Enfilade

Built by Numbers

Posted in books, catalogues, exhibitions by Editor on September 15, 2009

This exhibition just closed at Oxford’s Museum of the History of Science; it opens at the YCBA in February. The following description comes from the latter’s website:

Compass & Rule: Architecture as Mathematical Practice in England, 1500-1750

Museum of the History of Science, Oxford, 16 June — 6 September 2009

Yale Center for British Art, New Haven, 18 February — 30 May 2010

The spread of Renaissance culture in England coincided with the birth of architecture as a profession. Identified as a branch of practical mathematics, architecture became the most artistic of the sciences and the most scientific of the arts. During this time, new concepts of design based on geometry changed how architects worked and what they built, as well as the intellectual status and social standing of their discipline.

Catalogue edited by Anthony Gerbino and Stephen Johnston  (New Haven: Yale University Press, 2009)

Catalogue edited by Anthony Gerbino and Stephen Johnston (New Haven: Yale University Press, 2009)

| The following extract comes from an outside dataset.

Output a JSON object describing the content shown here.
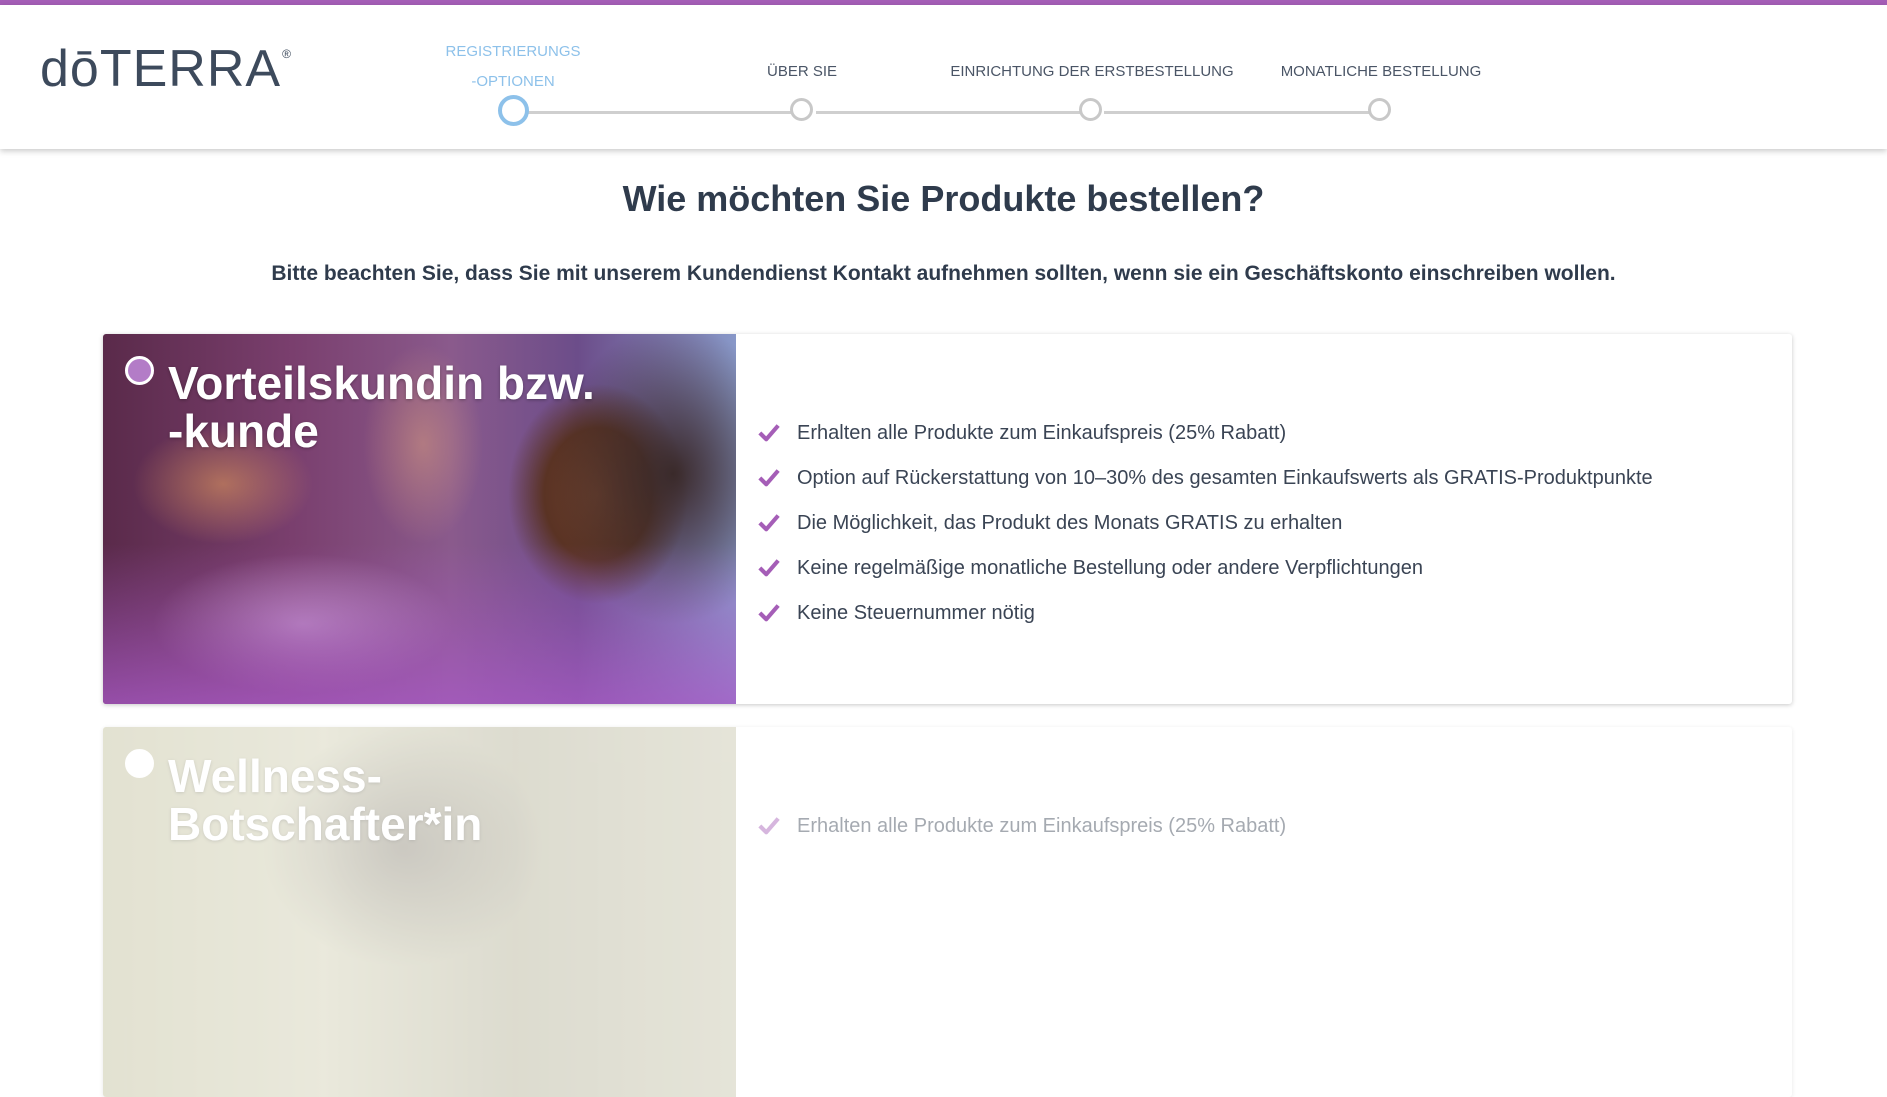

Compass & Rule examines the role of mathematics in architectural design and building technology, highlighting the dramatic transformation of English architecture between the sixteenth and eighteenth centuries. The exhibition brings together some of the finest architectural and scientific material from the early modern period, including drawings of St. Paul’s Cathedral, an astrolabe commissioned for Queen Elizabeth I, and architectural drawings by King George III. Also on view will be nearly one hundred drawings, paintings, printed books and manuscripts, maps, and other unique mathematical instruments that illustrate the changing role of both the architect and the profession 1500 to 1750.

An illustrated catalogue edited by exhibition curators Anthony Gerbino, architectural historian and Senior Research Fellow of Worcester College, University of Oxford, and Stephen Johnston, Assistant Keeper at the Museum of the History of Science, University of Oxford, will accompany the exhibition.